> [Aim of the exercise] For the string "Drawdown", search the entries below and copy every line where it appears.

> [Source records]
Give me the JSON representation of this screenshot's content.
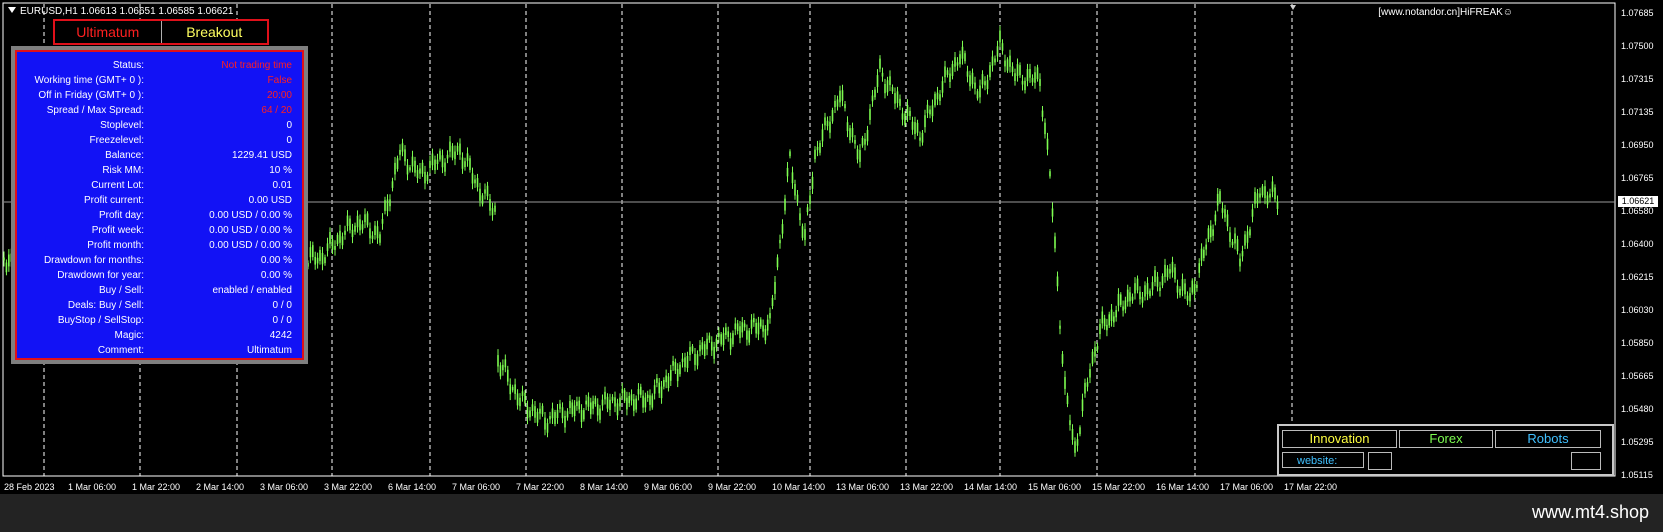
{
  "header": {
    "symbol_info": "EURUSD,H1  1.06613 1.06651 1.06585 1.06621",
    "brand": "[www.notandor.cn]HiFREAK☺"
  },
  "tabs": [
    {
      "label": "Ultimatum",
      "color": "#ff2020"
    },
    {
      "label": "Breakout",
      "color": "#ffff60"
    }
  ],
  "panel": {
    "rows": [
      {
        "label": "Status:",
        "value": "Not trading time",
        "alert": true
      },
      {
        "label": "Working time (GMT+ 0 ):",
        "value": "False",
        "alert": true
      },
      {
        "label": "Off in Friday (GMT+ 0 ):",
        "value": "20:00",
        "alert": true
      },
      {
        "label": "Spread / Max Spread:",
        "value": "64 / 20",
        "alert": true
      },
      {
        "label": "Stoplevel:",
        "value": "0",
        "alert": false
      },
      {
        "label": "Freezelevel:",
        "value": "0",
        "alert": false
      },
      {
        "label": "Balance:",
        "value": "1229.41 USD",
        "alert": false
      },
      {
        "label": "Risk MM:",
        "value": "10 %",
        "alert": false
      },
      {
        "label": "Current Lot:",
        "value": "0.01",
        "alert": false
      },
      {
        "label": "Profit current:",
        "value": "0.00 USD",
        "alert": false
      },
      {
        "label": "Profit day:",
        "value": "0.00 USD / 0.00 %",
        "alert": false
      },
      {
        "label": "Profit week:",
        "value": "0.00 USD / 0.00 %",
        "alert": false
      },
      {
        "label": "Profit month:",
        "value": "0.00 USD / 0.00 %",
        "alert": false
      },
      {
        "label": "Drawdown for months:",
        "value": "0.00 %",
        "alert": false
      },
      {
        "label": "Drawdown for year:",
        "value": "0.00 %",
        "alert": false
      },
      {
        "label": "Buy  /  Sell:",
        "value": "enabled  /  enabled",
        "alert": false
      },
      {
        "label": "Deals: Buy / Sell:",
        "value": "0  /  0",
        "alert": false
      },
      {
        "label": "BuyStop / SellStop:",
        "value": "0  /  0",
        "alert": false
      },
      {
        "label": "Magic:",
        "value": "4242",
        "alert": false
      },
      {
        "label": "Comment:",
        "value": "Ultimatum",
        "alert": false
      }
    ]
  },
  "price_axis": {
    "labels": [
      "1.07685",
      "1.07500",
      "1.07315",
      "1.07135",
      "1.06950",
      "1.06765",
      "1.06580",
      "1.06400",
      "1.06215",
      "1.06030",
      "1.05850",
      "1.05665",
      "1.05480",
      "1.05295",
      "1.05115"
    ],
    "current_price": "1.06621"
  },
  "time_axis": {
    "labels": [
      "28 Feb 2023",
      "1 Mar 06:00",
      "1 Mar 22:00",
      "2 Mar 14:00",
      "3 Mar 06:00",
      "3 Mar 22:00",
      "6 Mar 14:00",
      "7 Mar 06:00",
      "7 Mar 22:00",
      "8 Mar 14:00",
      "9 Mar 06:00",
      "9 Mar 22:00",
      "10 Mar 14:00",
      "13 Mar 06:00",
      "13 Mar 22:00",
      "14 Mar 14:00",
      "15 Mar 06:00",
      "15 Mar 22:00",
      "16 Mar 14:00",
      "17 Mar 06:00",
      "17 Mar 22:00"
    ]
  },
  "info_box": {
    "innovation": "Innovation",
    "forex": "Forex",
    "robots": "Robots",
    "website_label": "website:",
    "colors": {
      "innovation": "#ffff40",
      "forex": "#7cfc50",
      "robots": "#40c0ff",
      "website": "#40c0ff"
    }
  },
  "footer": {
    "site": "www.mt4.shop"
  },
  "colors": {
    "candle": "#7cfc50",
    "grid": "#ffffff",
    "accent_red": "#e0101a",
    "panel_blue": "#1212f5"
  }
}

> [Answer]
        "label": "Drawdown for months:",
        "label": "Drawdown for year:",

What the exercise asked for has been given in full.